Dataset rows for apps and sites
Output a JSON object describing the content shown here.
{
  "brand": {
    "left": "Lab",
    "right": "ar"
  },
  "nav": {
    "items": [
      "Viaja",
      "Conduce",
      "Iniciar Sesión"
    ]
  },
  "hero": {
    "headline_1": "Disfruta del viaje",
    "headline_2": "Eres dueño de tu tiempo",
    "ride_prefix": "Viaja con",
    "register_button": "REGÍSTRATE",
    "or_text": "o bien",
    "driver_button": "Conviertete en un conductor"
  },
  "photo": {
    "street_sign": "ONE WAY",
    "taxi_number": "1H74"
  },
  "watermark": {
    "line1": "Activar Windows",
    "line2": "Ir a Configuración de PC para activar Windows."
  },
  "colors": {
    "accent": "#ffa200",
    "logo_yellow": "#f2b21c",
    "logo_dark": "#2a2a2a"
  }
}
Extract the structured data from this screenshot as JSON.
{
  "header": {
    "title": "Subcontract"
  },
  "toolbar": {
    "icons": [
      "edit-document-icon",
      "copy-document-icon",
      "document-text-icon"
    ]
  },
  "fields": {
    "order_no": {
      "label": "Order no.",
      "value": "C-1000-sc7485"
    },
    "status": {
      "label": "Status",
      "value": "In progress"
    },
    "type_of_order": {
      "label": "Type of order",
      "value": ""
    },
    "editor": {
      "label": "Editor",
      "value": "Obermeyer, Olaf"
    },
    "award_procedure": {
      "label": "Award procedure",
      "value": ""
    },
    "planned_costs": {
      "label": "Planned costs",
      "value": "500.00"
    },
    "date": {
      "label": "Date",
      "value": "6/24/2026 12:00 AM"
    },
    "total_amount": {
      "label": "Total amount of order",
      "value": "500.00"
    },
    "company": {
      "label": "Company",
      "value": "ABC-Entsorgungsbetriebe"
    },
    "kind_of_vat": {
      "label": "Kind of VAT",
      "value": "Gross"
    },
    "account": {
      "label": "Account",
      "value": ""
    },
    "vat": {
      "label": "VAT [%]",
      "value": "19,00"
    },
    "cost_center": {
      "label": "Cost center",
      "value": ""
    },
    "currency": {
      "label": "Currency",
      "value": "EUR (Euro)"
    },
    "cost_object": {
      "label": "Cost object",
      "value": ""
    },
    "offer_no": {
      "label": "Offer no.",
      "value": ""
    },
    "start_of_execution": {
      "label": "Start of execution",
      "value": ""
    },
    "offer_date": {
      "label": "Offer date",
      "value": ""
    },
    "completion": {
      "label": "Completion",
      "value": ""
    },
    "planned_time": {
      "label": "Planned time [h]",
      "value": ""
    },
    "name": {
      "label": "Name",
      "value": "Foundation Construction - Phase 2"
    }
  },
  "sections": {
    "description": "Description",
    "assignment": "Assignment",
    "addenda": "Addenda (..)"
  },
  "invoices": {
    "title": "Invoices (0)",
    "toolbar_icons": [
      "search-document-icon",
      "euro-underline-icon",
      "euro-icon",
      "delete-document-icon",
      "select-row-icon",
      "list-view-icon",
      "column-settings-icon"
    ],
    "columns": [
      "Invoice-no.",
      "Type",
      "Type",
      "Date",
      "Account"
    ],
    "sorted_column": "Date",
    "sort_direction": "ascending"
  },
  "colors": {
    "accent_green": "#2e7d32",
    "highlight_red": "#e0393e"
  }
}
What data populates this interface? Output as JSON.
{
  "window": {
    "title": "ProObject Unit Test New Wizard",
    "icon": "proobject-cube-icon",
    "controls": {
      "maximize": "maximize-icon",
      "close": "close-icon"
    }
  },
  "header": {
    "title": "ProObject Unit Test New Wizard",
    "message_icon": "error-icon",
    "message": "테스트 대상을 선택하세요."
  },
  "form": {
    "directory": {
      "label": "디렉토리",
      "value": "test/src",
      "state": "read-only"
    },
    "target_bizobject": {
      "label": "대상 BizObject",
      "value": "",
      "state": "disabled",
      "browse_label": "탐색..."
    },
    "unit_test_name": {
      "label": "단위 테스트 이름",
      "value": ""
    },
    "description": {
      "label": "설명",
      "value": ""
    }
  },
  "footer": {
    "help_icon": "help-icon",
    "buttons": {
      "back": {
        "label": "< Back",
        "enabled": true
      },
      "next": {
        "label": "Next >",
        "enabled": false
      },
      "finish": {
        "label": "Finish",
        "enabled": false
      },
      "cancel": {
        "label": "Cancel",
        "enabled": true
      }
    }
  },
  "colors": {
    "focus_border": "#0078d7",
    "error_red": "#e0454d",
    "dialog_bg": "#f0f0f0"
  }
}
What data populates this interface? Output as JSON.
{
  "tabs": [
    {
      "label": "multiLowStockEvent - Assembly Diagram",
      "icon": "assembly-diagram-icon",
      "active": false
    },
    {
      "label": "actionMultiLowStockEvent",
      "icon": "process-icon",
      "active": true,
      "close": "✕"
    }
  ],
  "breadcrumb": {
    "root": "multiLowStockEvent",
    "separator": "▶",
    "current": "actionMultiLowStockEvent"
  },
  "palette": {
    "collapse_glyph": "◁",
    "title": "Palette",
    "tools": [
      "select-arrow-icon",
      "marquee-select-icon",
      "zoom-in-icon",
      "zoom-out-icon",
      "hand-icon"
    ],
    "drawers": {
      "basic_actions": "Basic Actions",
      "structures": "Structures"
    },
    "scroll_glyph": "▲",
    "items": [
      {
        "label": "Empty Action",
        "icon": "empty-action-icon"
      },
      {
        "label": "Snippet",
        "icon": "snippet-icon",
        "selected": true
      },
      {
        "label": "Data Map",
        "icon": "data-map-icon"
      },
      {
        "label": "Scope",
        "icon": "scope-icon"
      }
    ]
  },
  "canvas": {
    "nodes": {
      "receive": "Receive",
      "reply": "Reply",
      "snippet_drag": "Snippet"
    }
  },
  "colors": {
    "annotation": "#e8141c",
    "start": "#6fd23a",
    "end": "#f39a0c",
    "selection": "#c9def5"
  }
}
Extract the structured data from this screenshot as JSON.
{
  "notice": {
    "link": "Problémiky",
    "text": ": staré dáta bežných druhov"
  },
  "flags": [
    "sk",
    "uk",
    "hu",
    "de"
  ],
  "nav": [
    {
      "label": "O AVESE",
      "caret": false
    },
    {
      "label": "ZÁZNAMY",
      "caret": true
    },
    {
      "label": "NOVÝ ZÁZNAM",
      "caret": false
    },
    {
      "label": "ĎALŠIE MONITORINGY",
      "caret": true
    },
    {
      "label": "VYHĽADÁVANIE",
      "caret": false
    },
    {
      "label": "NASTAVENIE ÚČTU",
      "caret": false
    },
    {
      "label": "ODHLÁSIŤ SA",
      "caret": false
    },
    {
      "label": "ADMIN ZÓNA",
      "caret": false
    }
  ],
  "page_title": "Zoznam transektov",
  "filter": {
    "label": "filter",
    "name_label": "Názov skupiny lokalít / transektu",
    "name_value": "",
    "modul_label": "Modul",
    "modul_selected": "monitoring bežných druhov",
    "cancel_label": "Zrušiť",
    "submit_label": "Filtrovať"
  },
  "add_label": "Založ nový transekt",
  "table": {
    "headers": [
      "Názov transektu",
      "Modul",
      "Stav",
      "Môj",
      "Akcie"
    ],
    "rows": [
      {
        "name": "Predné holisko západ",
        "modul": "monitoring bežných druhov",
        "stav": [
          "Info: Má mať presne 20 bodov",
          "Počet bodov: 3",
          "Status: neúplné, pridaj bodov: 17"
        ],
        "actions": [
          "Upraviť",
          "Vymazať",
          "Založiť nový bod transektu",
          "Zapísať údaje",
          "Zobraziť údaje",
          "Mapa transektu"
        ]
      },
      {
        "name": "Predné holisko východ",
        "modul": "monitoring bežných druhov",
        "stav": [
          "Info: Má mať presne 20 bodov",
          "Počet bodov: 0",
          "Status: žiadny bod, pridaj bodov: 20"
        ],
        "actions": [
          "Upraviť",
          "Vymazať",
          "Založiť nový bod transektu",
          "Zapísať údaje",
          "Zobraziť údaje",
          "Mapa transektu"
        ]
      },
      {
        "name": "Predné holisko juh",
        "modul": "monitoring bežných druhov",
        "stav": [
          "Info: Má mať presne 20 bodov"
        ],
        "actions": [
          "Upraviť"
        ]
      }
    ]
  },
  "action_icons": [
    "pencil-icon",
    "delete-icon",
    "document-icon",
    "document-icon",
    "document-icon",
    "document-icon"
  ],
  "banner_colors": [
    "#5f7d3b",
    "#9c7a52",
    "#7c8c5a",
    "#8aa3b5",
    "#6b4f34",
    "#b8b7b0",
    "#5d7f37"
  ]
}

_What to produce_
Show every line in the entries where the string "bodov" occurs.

_Problem solution_
          "Info: Má mať presne 20 bodov",
          "Počet bodov: 3",
          "Status: neúplné, pridaj bodov: 17"
          "Info: Má mať presne 20 bodov",
          "Počet bodov: 0",
          "Status: žiadny bod, pridaj bodov: 20"
          "Info: Má mať presne 20 bodov"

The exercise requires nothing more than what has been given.